A recurring theme in Grimm’s work is the relationship between humans and nature. His characters often find wisdom and guidance in the natural world, reflecting a Romantic belief in the spiritual connection between humanity and nature.
In stories like “The Fisherman and His Wife,” nature is not just a backdrop but an active participant in the unfolding drama. The talking fish, both magical and wise, symbolizes the mysterious and unknowable aspects of nature. The story teaches humility and contentment by showing the catastrophic consequences of human greed and the hubris of trying to control the natural world.
The Power of Transformation
Transformation is a potent motif in Grimm’s fables, symbolising personal growth, realisation, and change. The ugly duckling becoming a swan or the frog turning into a prince are more than mere magical occurrences; they are metaphors for personal evolution and enlightenment.
These transformations also illustrate Grimm’s belief in the potential for redemption and change. No matter the character’s beginnings, there is always the potential for growth and transformation, mirroring his optimistic view of human nature.
Femininity and Strength
Contrary to the traditional depiction of women as damsels in distress, many of Grimm’s female characters are imbued with wisdom, courage, and strength. In “Cinderella” or “Snow White,” the heroines are not merely beautiful but also virtuous, clever, and resilient.
This portrayal of women reflects a more progressive understanding of gender roles for his time and offers a timeless lesson about the true sources of strength and value in individuals, transcending mere appearance or societal expectations.
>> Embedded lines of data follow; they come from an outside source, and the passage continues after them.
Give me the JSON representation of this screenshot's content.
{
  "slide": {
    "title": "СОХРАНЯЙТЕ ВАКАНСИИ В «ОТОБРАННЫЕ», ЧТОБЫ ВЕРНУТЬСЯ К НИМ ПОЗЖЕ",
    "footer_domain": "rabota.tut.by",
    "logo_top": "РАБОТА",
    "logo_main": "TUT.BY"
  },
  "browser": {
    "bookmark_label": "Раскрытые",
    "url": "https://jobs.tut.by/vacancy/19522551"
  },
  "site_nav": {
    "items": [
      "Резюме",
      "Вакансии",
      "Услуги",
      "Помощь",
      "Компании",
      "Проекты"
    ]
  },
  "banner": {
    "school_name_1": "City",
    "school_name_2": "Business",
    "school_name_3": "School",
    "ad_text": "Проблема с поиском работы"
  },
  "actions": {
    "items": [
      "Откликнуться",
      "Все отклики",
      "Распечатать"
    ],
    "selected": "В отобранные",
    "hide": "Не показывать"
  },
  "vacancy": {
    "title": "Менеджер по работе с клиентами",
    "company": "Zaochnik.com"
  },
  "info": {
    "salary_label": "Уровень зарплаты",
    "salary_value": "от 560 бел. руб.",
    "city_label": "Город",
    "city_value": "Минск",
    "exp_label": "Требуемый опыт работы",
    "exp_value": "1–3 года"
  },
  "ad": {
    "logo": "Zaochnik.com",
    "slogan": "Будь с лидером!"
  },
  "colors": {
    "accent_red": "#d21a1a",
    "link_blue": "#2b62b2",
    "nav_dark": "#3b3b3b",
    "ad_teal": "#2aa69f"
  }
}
Jacob Grimm’s fables are not merely entertaining stories; they are profound philosophical treatises on human nature, morality, and existence. His philosophy, filled with wisdom, wonder, and keen observation, resonates as much today as it did in his time.
Through the moral complexities, the romantic connection with nature, the transformative potential of human beings, and the celebration of inner strength, Grimm’s tales continue to inspire and provoke thought.
His fables are a testament to the timeless power of storytelling, not only as a means of conveying moral lessons but as a way to explore the deepest and most universal aspects of human experience. In reading Grimm’s works, we find not just fairy tales but a philosophical journey that invites us to reflect, learn, and grow. His stories are mirrors reflecting both the world around us and the world within, filled with timeless wisdom that continues to enchant and enlighten readers of all ages.
In embracing the complexities and subtleties of these timeless tales, we find not only entertainment but also a mirror reflecting profound truths about human nature, ethics, and existence. They are stories that continue to inspire, educate, and provoke thought, providing a gateway to some of the most fundamental questions of philosophy.
Whether it’s the adventurous journey of a young hero, the clever trickery of a crafty fox, or the transformation of a humble maiden into a princess, fairy tales invite us to think, reflect, and dream. They beckon us into a world where anything is possible, a world that is not only magical but deeply philosophical.